The popularity of this immense work assured its survival right through the Classical Era, into the Middle Ages and Renaissance (and indeed, even later, since it was actively used up c.1600)–this was a text that never had to be “rediscovered” by the humanists of Renaissance Italy. More than 200 manuscripts are extant, and it circulated in 15 incunabula editions and at least 43 editions during the sixteenth century (Gudger, 1924, pp. 269-281; Chibnall, 1975, pp. 57-78). The first great humanistic commentator on Pliny, Hermolaus Barbarus stated flatly that “without him Latin scholarship could hardly exist” (as quoted in Nauert, 1980, p. 305). Petrarch owned a copy of Pliny’s Natural History that contains his marginal notes (Paris, BnF, MS lat. 6802); Guarino da Verona was the first to prepare a critical text of the whole work in 1433; and later Politianus gained a reputation as a leading authority on Pliny.

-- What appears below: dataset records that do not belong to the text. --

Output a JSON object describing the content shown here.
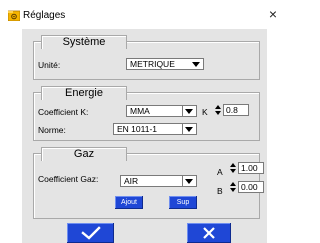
{
  "window": {
    "title": "Réglages",
    "close_glyph": "×",
    "icon": "folder-gear-icon"
  },
  "systeme": {
    "title": "Système",
    "unite_label": "Unité:",
    "unite_value": "METRIQUE"
  },
  "energie": {
    "title": "Energie",
    "coef_label": "Coefficient K:",
    "coef_value": "MMA",
    "k_label": "K",
    "k_value": "0.8",
    "norme_label": "Norme:",
    "norme_value": "EN 1011-1"
  },
  "gaz": {
    "title": "Gaz",
    "coef_label": "Coefficient Gaz:",
    "coef_value": "AIR",
    "a_label": "A",
    "a_value": "1.00",
    "b_label": "B",
    "b_value": "0.00",
    "add_label": "Ajout",
    "del_label": "Sup"
  },
  "actions": {
    "ok_icon": "checkmark-icon",
    "cancel_icon": "x-icon"
  },
  "colors": {
    "accent": "#1f47d6",
    "panel": "#e4e4e4"
  }
}
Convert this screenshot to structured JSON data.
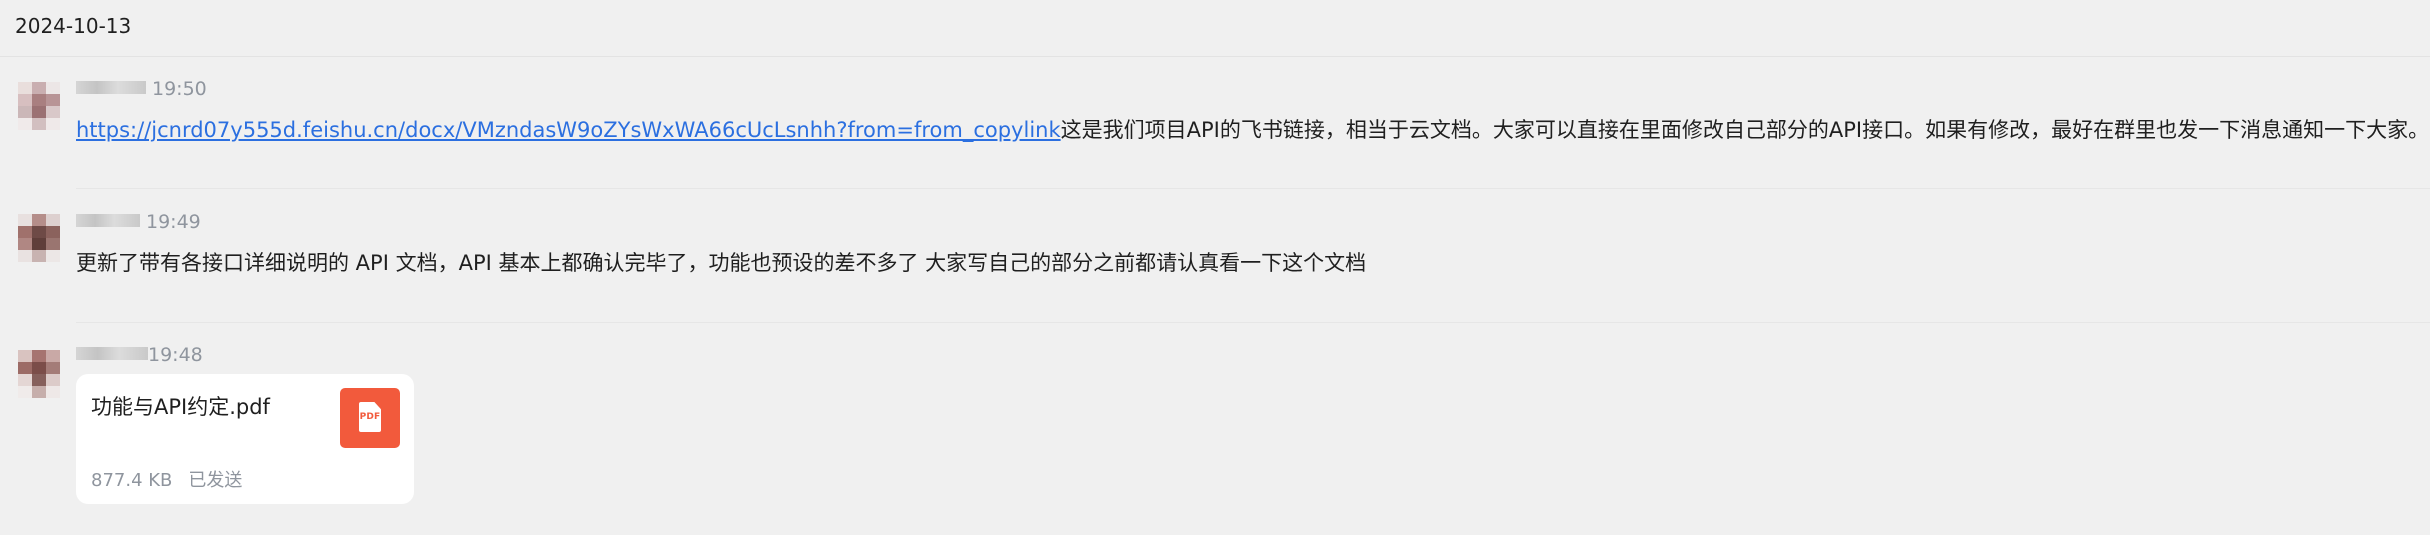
{
  "date": "2024-10-13",
  "messages": [
    {
      "time": "19:50",
      "link": "https://jcnrd07y555d.feishu.cn/docx/VMzndasW9oZYsWxWA66cUcLsnhh?from=from_copylink",
      "text": "这是我们项目API的飞书链接，相当于云文档。大家可以直接在里面修改自己部分的API接口。如果有修改，最好在群里也发一下消息通知一下大家。"
    },
    {
      "time": "19:49",
      "text": "更新了带有各接口详细说明的 API 文档，API 基本上都确认完毕了，功能也预设的差不多了 大家写自己的部分之前都请认真看一下这个文档"
    },
    {
      "time": "19:48",
      "file": {
        "name": "功能与API约定.pdf",
        "size": "877.4 KB",
        "status": "已发送",
        "icon": "pdf-file-icon",
        "icon_label": "PDF",
        "icon_color": "#f25a3c"
      }
    }
  ],
  "colors": {
    "background": "#f0f0f0",
    "link": "#2b6fe0",
    "meta": "#8f959e",
    "card": "#ffffff"
  }
}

Angotti, C., M. Brînzei, M. Teeuwen, eds. Portraits de maîtres offerts à Olga Weijers, TEMA 65, 2013.
Chibnall, M. “Pliny’s Natural History and the Middle Ages,” in T. A. Dorey, ed., Empire and Aftermath: Silver Latin II, London, 1975, pp. 57-78.
Davies, M. “Making Sense of Pliny in the Quattrocento,” Renaissance Studies 9, no 2 (1995), pp. 240-257.
French, R. K. “Pliny and Renaissance Medicine,” in Science and the Early Roman Empire: Pliny the Elder, His Sources and Influence, ed. R. French and F. Greenaway, London and Sydney, 1986.
Gudger, E. W. “Plinys Historia Naturalis, the Most Popular Natural History Ever Published,” Isis 6 (1924), pp. 269-281
Nauert, C. G. “Caius Plinius Secundus,” in Catalogus Translationum et Commentariorum: Medieval and Renaissance Latin Translations and Commentaries, vol. IV, Washington, 1980, pp. 297-422, esp. 306, 323-325.
Plinius Secundus, C. [Pliny the Elder]. Naturalis historia, ed. By L. Jan and C. Mayhff, vols. 1-5, Leipzig, Teubner, 1892-1909.
Lynn Thorndike, “Epitomes of Pliny's Natural History in the Fifteenth Century,” Isis 26, no. 1 (1936), p. 39.
Mirabile, Archivio digitale della cultura medieval/ Digital Archives for Medieval Culture
Aude Doody, “Pliny the Elder,” Oxford Bibliographies
Perseus Collection: Pliny the Elder
[Latin Edition] Naturalis Historia, ed. Karl Friedrich Theodor Mayhoff. Lipsiae, Teubner, 1906.
[English translation ] The Natural History, tr. John Bostock, M.D., F.R.S. and H. T. Riley, Esq., B.A., London, 1855
Digital facsimile, Vatican Library, MS Vat. lat. 1944, ff. 82-130
Helen Westhrop, “Pliny’s Historia Naturalis. Special Collections featured item for December 2011: Caii Plynii Secundi, Naturalis historiae libri tricesimiseptimi et ultimi finis impressi, Venetiis, Per Nicolaum Jenson Gallicum, 1472. Item from the Cole Library COLE--X427F (Grille Collection), University of Reading Special Collections Services,”